Problem statement → Below is a listing with pictures in it. Copy it exactly without them.

Supplied records →

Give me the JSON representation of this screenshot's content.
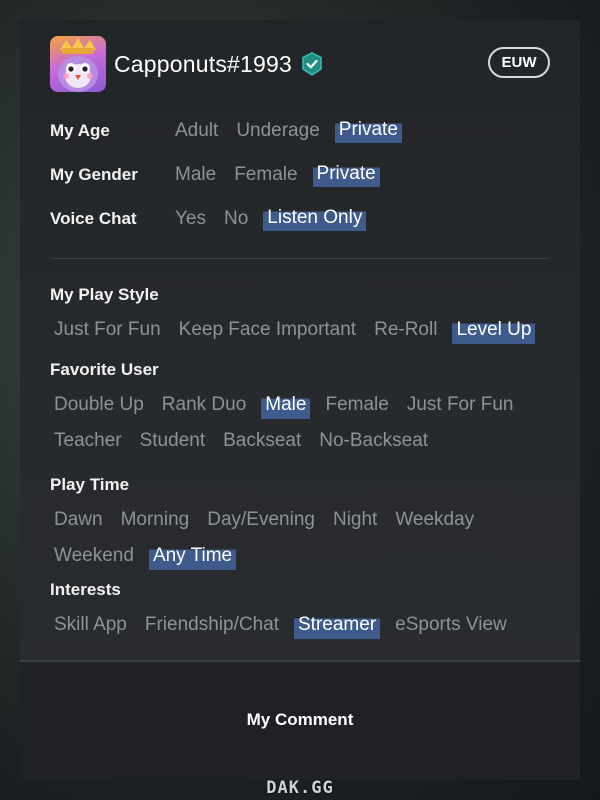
{
  "profile": {
    "username": "Capponuts#1993",
    "region": "EUW",
    "avatar_icon": "penguin-avatar-icon",
    "verified_icon": "verified-shield-icon"
  },
  "attributes": [
    {
      "label": "My Age",
      "options": [
        "Adult",
        "Underage",
        "Private"
      ],
      "selected": "Private"
    },
    {
      "label": "My Gender",
      "options": [
        "Male",
        "Female",
        "Private"
      ],
      "selected": "Private"
    },
    {
      "label": "Voice Chat",
      "options": [
        "Yes",
        "No",
        "Listen Only"
      ],
      "selected": "Listen Only"
    }
  ],
  "sections": {
    "play_style": {
      "title": "My Play Style",
      "tags": [
        "Just For Fun",
        "Keep Face Important",
        "Re-Roll",
        "Level Up"
      ],
      "selected": [
        "Level Up"
      ]
    },
    "favorite_user": {
      "title": "Favorite User",
      "tags": [
        "Double Up",
        "Rank Duo",
        "Male",
        "Female",
        "Just For Fun",
        "Teacher",
        "Student",
        "Backseat",
        "No-Backseat"
      ],
      "selected": [
        "Male"
      ]
    },
    "play_time": {
      "title": "Play Time",
      "tags": [
        "Dawn",
        "Morning",
        "Day/Evening",
        "Night",
        "Weekday",
        "Weekend",
        "Any Time"
      ],
      "selected": [
        "Any Time"
      ]
    },
    "interests": {
      "title": "Interests",
      "tags": [
        "Skill App",
        "Friendship/Chat",
        "Streamer",
        "eSports View"
      ],
      "selected": [
        "Streamer"
      ]
    }
  },
  "comment": {
    "title": "My Comment"
  },
  "watermark": "DAK.GG",
  "colors": {
    "selected_highlight": "#3e5b8c",
    "unselected_text": "#8e9297",
    "verified_badge": "#2fb3a3"
  }
}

Exercise response →
Give me the JSON representation of this screenshot's content.
{
  "profile": {
    "username": "Capponuts#1993",
    "region": "EUW",
    "avatar_icon": "penguin-avatar-icon",
    "verified_icon": "verified-shield-icon"
  },
  "attributes": [
    {
      "label": "My Age",
      "options": [
        "Adult",
        "Underage",
        "Private"
      ],
      "selected": "Private"
    },
    {
      "label": "My Gender",
      "options": [
        "Male",
        "Female",
        "Private"
      ],
      "selected": "Private"
    },
    {
      "label": "Voice Chat",
      "options": [
        "Yes",
        "No",
        "Listen Only"
      ],
      "selected": "Listen Only"
    }
  ],
  "sections": {
    "play_style": {
      "title": "My Play Style",
      "tags": [
        "Just For Fun",
        "Keep Face Important",
        "Re-Roll",
        "Level Up"
      ],
      "selected": [
        "Level Up"
      ]
    },
    "favorite_user": {
      "title": "Favorite User",
      "tags": [
        "Double Up",
        "Rank Duo",
        "Male",
        "Female",
        "Just For Fun",
        "Teacher",
        "Student",
        "Backseat",
        "No-Backseat"
      ],
      "selected": [
        "Male"
      ]
    },
    "play_time": {
      "title": "Play Time",
      "tags": [
        "Dawn",
        "Morning",
        "Day/Evening",
        "Night",
        "Weekday",
        "Weekend",
        "Any Time"
      ],
      "selected": [
        "Any Time"
      ]
    },
    "interests": {
      "title": "Interests",
      "tags": [
        "Skill App",
        "Friendship/Chat",
        "Streamer",
        "eSports View"
      ],
      "selected": [
        "Streamer"
      ]
    }
  },
  "comment": {
    "title": "My Comment"
  },
  "watermark": "DAK.GG",
  "colors": {
    "selected_highlight": "#3e5b8c",
    "unselected_text": "#8e9297",
    "verified_badge": "#2fb3a3"
  }
}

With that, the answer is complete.